EXERCISE MATERIAL START

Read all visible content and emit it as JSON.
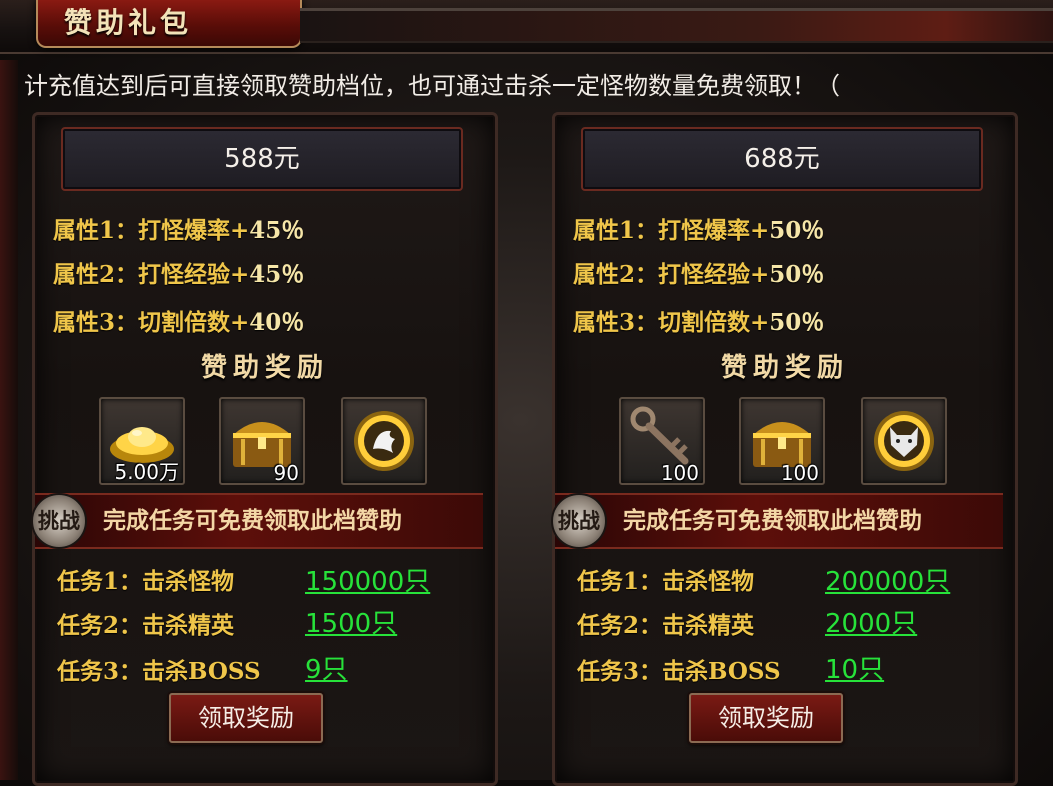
{
  "header": {
    "title": "赞助礼包"
  },
  "notice": "计充值达到后可直接领取赞助档位，也可通过击杀一定怪物数量免费领取！（",
  "tiers": [
    {
      "price": "588元",
      "attrs": [
        {
          "label": "属性1：打怪爆率+",
          "value": "45％"
        },
        {
          "label": "属性2：打怪经验+",
          "value": "45％"
        },
        {
          "label": "属性3：切割倍数+",
          "value": "40％"
        }
      ],
      "reward_title": "赞助奖励",
      "items": [
        {
          "icon": "gold-ingot-icon",
          "count": "5.00万"
        },
        {
          "icon": "treasure-chest-icon",
          "count": "90"
        },
        {
          "icon": "golden-medal-icon",
          "count": ""
        }
      ],
      "challenge_badge": "挑战",
      "challenge_text": "完成任务可免费领取此档赞助",
      "tasks": [
        {
          "label": "任务1：击杀怪物",
          "value": "150000只"
        },
        {
          "label": "任务2：击杀精英",
          "value": "1500只"
        },
        {
          "label": "任务3：击杀BOSS",
          "value": "9只"
        }
      ],
      "claim_label": "领取奖励"
    },
    {
      "price": "688元",
      "attrs": [
        {
          "label": "属性1：打怪爆率+",
          "value": "50％"
        },
        {
          "label": "属性2：打怪经验+",
          "value": "50％"
        },
        {
          "label": "属性3：切割倍数+",
          "value": "50％"
        }
      ],
      "reward_title": "赞助奖励",
      "items": [
        {
          "icon": "key-icon",
          "count": "100"
        },
        {
          "icon": "treasure-chest-icon",
          "count": "100"
        },
        {
          "icon": "wolf-medal-icon",
          "count": ""
        }
      ],
      "challenge_badge": "挑战",
      "challenge_text": "完成任务可免费领取此档赞助",
      "tasks": [
        {
          "label": "任务1：击杀怪物",
          "value": "200000只"
        },
        {
          "label": "任务2：击杀精英",
          "value": "2000只"
        },
        {
          "label": "任务3：击杀BOSS",
          "value": "10只"
        }
      ],
      "claim_label": "领取奖励"
    }
  ],
  "colors": {
    "task_value": "#27e23a",
    "attr_text": "#f0c64a",
    "accent_red": "#5d0f0a"
  }
}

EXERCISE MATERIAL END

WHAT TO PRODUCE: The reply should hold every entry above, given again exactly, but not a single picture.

ANSWER SECTION:
Read all visible content and emit it as JSON.
{
  "header": {
    "title": "赞助礼包"
  },
  "notice": "计充值达到后可直接领取赞助档位，也可通过击杀一定怪物数量免费领取！（",
  "tiers": [
    {
      "price": "588元",
      "attrs": [
        {
          "label": "属性1：打怪爆率+",
          "value": "45％"
        },
        {
          "label": "属性2：打怪经验+",
          "value": "45％"
        },
        {
          "label": "属性3：切割倍数+",
          "value": "40％"
        }
      ],
      "reward_title": "赞助奖励",
      "items": [
        {
          "icon": "gold-ingot-icon",
          "count": "5.00万"
        },
        {
          "icon": "treasure-chest-icon",
          "count": "90"
        },
        {
          "icon": "golden-medal-icon",
          "count": ""
        }
      ],
      "challenge_badge": "挑战",
      "challenge_text": "完成任务可免费领取此档赞助",
      "tasks": [
        {
          "label": "任务1：击杀怪物",
          "value": "150000只"
        },
        {
          "label": "任务2：击杀精英",
          "value": "1500只"
        },
        {
          "label": "任务3：击杀BOSS",
          "value": "9只"
        }
      ],
      "claim_label": "领取奖励"
    },
    {
      "price": "688元",
      "attrs": [
        {
          "label": "属性1：打怪爆率+",
          "value": "50％"
        },
        {
          "label": "属性2：打怪经验+",
          "value": "50％"
        },
        {
          "label": "属性3：切割倍数+",
          "value": "50％"
        }
      ],
      "reward_title": "赞助奖励",
      "items": [
        {
          "icon": "key-icon",
          "count": "100"
        },
        {
          "icon": "treasure-chest-icon",
          "count": "100"
        },
        {
          "icon": "wolf-medal-icon",
          "count": ""
        }
      ],
      "challenge_badge": "挑战",
      "challenge_text": "完成任务可免费领取此档赞助",
      "tasks": [
        {
          "label": "任务1：击杀怪物",
          "value": "200000只"
        },
        {
          "label": "任务2：击杀精英",
          "value": "2000只"
        },
        {
          "label": "任务3：击杀BOSS",
          "value": "10只"
        }
      ],
      "claim_label": "领取奖励"
    }
  ],
  "colors": {
    "task_value": "#27e23a",
    "attr_text": "#f0c64a",
    "accent_red": "#5d0f0a"
  }
}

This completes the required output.